Walyer (Tarenorerer, Waloa, Walloa), (c 1800–31) Aboriginal resistance fighter. Tarenorerer, a young Tomeginee woman, known as Walyer by the sealers, became a resistance fighter in 1828. She gathered an army of other disenchanted Aborigines in warfare. She 'hated the luta tawin [white man] as much as she did a black snake', for the injuries perpetrated against her people through massacre, torture, enslavement, incarceration, disease and the stealing of Aboriginal women by sealers. The women stolen were enslaved and tortured in attempts to make them submissive, raped, and traded for goods, services and animals. Tarenorerer refused to bend and nurtured her anger and hatred. The sealers increasingly became frustrated at her refusal to be victimised.
In 1828 Tarenorerer escaped from sealers on the Bass Strait islands and returned to her Country where she lead the remnants of her people to war and strategically planned her attacks. They proved to be 'masters of guerrilla warfare' and Tarenorerer became the most infamous. Tarenorerer was eventually captured and GA Robinson noted that it was a 'most fortunate thing that this woman is apprehended and stopped in her murderous career... The dire atrocities... would be the most dreadful... conceived'. Robinson saw that it was 'a matter of considerable importance to the peace and tranquillity of those districts where she and her formidable coadjutors had made themselves so conspicuous in their wanton and barbarous aggression'. Tarenorerer was isolated from the other Aborigines because of Robinson's fear of her ability to incite revolt. She became ill with influenza and died in 1831.

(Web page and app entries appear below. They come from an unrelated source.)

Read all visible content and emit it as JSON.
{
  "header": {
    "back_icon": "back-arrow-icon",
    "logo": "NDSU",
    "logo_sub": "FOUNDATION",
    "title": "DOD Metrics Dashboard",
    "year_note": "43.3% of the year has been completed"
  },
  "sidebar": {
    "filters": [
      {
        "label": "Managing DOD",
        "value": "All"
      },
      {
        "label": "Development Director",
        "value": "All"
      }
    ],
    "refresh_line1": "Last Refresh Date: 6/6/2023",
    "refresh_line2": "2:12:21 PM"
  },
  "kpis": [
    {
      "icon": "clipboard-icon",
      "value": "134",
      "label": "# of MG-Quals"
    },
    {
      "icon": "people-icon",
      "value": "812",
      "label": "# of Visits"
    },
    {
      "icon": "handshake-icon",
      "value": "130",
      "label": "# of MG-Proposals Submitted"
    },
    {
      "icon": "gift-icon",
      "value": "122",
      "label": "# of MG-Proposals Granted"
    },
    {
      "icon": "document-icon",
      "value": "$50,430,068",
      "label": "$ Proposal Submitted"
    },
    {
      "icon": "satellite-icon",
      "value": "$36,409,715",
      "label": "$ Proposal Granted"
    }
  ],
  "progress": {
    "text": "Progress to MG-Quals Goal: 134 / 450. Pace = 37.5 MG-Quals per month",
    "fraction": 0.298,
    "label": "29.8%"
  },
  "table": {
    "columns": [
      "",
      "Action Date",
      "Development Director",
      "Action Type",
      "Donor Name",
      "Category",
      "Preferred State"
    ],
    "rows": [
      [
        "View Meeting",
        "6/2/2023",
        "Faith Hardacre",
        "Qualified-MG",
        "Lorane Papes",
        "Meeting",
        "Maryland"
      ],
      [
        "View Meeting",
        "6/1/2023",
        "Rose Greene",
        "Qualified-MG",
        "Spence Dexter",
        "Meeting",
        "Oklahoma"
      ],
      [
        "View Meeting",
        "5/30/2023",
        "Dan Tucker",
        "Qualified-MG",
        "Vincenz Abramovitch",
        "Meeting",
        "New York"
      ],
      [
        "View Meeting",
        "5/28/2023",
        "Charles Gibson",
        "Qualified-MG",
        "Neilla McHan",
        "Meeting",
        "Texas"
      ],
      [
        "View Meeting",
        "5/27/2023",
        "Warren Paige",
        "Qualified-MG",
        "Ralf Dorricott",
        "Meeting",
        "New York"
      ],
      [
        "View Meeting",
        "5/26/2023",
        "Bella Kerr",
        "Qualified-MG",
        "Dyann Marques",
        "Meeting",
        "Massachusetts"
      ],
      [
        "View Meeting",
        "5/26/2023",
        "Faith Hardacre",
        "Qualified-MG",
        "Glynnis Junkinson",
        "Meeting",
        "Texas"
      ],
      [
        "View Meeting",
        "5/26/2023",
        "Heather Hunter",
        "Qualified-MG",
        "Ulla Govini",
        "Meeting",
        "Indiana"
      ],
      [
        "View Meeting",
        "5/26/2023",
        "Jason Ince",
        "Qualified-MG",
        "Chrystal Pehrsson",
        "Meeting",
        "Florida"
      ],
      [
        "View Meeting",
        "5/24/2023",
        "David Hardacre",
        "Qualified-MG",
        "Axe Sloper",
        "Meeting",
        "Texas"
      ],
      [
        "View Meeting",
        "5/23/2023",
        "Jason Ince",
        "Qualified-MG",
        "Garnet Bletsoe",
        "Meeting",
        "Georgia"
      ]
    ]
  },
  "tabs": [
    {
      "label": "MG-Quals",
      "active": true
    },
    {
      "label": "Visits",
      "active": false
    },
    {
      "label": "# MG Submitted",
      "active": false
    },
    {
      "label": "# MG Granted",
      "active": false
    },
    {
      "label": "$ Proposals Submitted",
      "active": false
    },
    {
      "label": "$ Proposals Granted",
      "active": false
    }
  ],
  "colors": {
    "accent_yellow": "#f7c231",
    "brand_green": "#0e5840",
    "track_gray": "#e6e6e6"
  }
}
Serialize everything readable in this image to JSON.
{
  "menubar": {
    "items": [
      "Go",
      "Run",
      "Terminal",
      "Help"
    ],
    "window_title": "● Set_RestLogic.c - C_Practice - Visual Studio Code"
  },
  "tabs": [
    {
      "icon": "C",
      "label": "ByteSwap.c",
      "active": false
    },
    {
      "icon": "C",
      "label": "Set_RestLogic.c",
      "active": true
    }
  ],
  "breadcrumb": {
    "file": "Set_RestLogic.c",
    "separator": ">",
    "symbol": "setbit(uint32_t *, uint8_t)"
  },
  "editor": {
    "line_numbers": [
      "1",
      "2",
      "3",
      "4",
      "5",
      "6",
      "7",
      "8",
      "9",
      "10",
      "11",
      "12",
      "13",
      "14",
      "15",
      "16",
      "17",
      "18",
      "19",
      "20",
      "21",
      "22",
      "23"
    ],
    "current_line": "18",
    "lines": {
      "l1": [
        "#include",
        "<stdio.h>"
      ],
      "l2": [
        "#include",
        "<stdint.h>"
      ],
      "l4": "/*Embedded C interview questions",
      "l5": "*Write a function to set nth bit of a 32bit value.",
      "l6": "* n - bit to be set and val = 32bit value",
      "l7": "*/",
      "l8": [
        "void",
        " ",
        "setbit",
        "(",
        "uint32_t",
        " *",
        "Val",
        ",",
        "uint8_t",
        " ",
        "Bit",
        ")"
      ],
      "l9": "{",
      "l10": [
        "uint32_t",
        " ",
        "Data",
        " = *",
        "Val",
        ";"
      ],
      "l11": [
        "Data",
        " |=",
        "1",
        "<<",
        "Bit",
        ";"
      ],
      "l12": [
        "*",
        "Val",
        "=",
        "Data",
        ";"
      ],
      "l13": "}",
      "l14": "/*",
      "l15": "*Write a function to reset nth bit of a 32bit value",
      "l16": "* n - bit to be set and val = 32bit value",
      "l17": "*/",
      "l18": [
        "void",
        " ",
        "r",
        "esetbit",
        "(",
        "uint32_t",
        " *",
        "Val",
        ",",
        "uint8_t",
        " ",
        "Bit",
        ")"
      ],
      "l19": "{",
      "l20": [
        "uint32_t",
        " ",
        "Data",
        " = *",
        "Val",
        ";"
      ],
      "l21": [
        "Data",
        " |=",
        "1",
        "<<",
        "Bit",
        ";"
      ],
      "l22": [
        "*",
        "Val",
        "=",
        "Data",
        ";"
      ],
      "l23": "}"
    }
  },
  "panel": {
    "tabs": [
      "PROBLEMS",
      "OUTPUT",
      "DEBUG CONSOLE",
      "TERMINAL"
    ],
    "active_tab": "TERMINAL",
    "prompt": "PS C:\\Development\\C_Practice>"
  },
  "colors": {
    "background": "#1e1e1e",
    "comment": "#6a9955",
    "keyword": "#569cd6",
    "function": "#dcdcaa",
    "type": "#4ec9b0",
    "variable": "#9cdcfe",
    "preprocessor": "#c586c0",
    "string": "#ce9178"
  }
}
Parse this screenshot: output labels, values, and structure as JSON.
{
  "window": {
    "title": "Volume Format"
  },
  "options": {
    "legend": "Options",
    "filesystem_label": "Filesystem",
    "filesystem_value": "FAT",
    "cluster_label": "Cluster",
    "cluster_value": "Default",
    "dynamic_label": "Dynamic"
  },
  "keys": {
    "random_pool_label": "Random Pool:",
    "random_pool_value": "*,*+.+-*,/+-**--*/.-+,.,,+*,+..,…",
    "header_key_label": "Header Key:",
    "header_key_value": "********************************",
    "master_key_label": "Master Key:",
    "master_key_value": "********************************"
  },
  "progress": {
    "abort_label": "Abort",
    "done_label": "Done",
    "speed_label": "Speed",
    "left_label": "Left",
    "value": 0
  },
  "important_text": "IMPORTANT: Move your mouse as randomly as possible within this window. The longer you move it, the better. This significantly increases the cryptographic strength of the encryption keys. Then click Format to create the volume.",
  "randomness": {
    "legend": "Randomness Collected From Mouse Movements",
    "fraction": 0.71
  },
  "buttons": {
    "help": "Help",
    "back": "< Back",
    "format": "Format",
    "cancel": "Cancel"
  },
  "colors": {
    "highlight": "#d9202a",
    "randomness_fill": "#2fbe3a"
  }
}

Tarenorerer fought with bravery and tenacity in 'a war for which there are no [visible] memorials'. The Tasmanian Aboriginal community honours her memory and acknowledges her as a true warrior of the cause which has continued to today. Her memorial is the example she set for the future generations of her people who have survived, adjusted, and grown stronger in the example set by their forebears.
Further reading: V Ellis, 'Trucanini', THRAPP 23/2, 1976; M Levy, 'G.A. Robinson & the whaling-sealing fraternity', THRAPP 5/4, 1957; D Lowe, Forgotten rebels, Melbourne, 1994; N Plomley (ed), Friendly mission, Hobart, 1966.
Vicki maikutena Matson-Green
[There are two entries on this topic, from two points of view.]